Indeed, reading about the banning of certain Wikipedia pages, alcohol-free villages in Siberia, and the on-again, off-again negotiations over Syria, you may well jump on board with Tyutchev in thinking “Russia is baffling to the mind.” Not to mention find cause to embrace the skepticism in that ellipsis after “believe in her, if you are able…”
But Tyutchev put Russia’s paradoxes to rhyme not because they are as simply solved as an abab rhyme scheme; his poem serves as a reminder that the country’s complexities are part of what makes Russia Russia. Sure, to Tyutchev that meant promoting a fervent Panslavism, with disavowal of the West as central to his ideals as the aim of uniting all of the Slavic peoples under Russia’s great banner.
In a sense, Tyutchev’s view parallels the often binary view of Russia-vs.-West that endures today. To believe in Russia, for him, was to believe in the great nation’s preeminence in forging the path to an exceptional tomorrow. Maybe that’s why his famous quatrain is carved onto the memory of many a Russian schoolchild even today.
This brings up a paradox. On the one hand, there is the urge to view Russian culture on its own merit, rather than through the lens of politics; on the other, cultural expression has great value in affording understanding to a political situation largely shaped by stereotype and incomprehension.

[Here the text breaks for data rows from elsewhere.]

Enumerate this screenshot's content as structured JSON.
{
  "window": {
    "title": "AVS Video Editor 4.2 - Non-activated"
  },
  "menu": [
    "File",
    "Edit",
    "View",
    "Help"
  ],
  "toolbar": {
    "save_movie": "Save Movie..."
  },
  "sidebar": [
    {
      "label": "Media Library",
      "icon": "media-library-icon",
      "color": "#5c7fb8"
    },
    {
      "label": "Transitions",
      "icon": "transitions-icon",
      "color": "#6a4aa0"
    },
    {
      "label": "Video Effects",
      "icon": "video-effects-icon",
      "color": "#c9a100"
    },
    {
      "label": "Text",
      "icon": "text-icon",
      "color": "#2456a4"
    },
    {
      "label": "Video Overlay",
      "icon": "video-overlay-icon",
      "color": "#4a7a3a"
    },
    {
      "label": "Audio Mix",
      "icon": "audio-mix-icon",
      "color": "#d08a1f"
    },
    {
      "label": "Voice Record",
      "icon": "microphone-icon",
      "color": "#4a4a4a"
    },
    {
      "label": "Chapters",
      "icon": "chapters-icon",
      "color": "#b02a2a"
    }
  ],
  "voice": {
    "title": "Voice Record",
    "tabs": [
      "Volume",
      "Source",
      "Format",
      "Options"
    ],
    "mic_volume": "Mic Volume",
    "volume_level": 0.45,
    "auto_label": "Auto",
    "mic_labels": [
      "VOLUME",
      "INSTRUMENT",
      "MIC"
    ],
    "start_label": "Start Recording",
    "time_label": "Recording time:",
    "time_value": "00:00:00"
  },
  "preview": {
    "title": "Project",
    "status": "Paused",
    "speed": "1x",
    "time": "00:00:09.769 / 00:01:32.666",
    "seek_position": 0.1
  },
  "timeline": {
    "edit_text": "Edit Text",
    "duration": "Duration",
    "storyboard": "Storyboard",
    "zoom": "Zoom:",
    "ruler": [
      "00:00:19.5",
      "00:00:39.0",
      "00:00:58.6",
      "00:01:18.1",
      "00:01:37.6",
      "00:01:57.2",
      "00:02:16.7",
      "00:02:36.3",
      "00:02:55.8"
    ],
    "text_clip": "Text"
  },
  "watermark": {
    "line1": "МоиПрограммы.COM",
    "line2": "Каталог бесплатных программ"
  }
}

Tyutchev’s poem encapsulates this neatly, as its political implications can shed some light on the current international situation. Yet the poem, along with the other pieces in PBRP, should be read for its own artistic merit – both as the original was composed, and as a work showing great linguistic dexterity in its multiple translated forms.
Reading Russian poetry serves as a reminder of the wealth of cultural expression that scintillates throughout the country’s difficult history. Which, to return to the paradox, is key to understanding the country on a political level as well as an artistic one. Or, along the lines suggested by Tyutchev, can help readers see that even if Russia cannot fully be understood, its poetry, at least, is something to be believed in.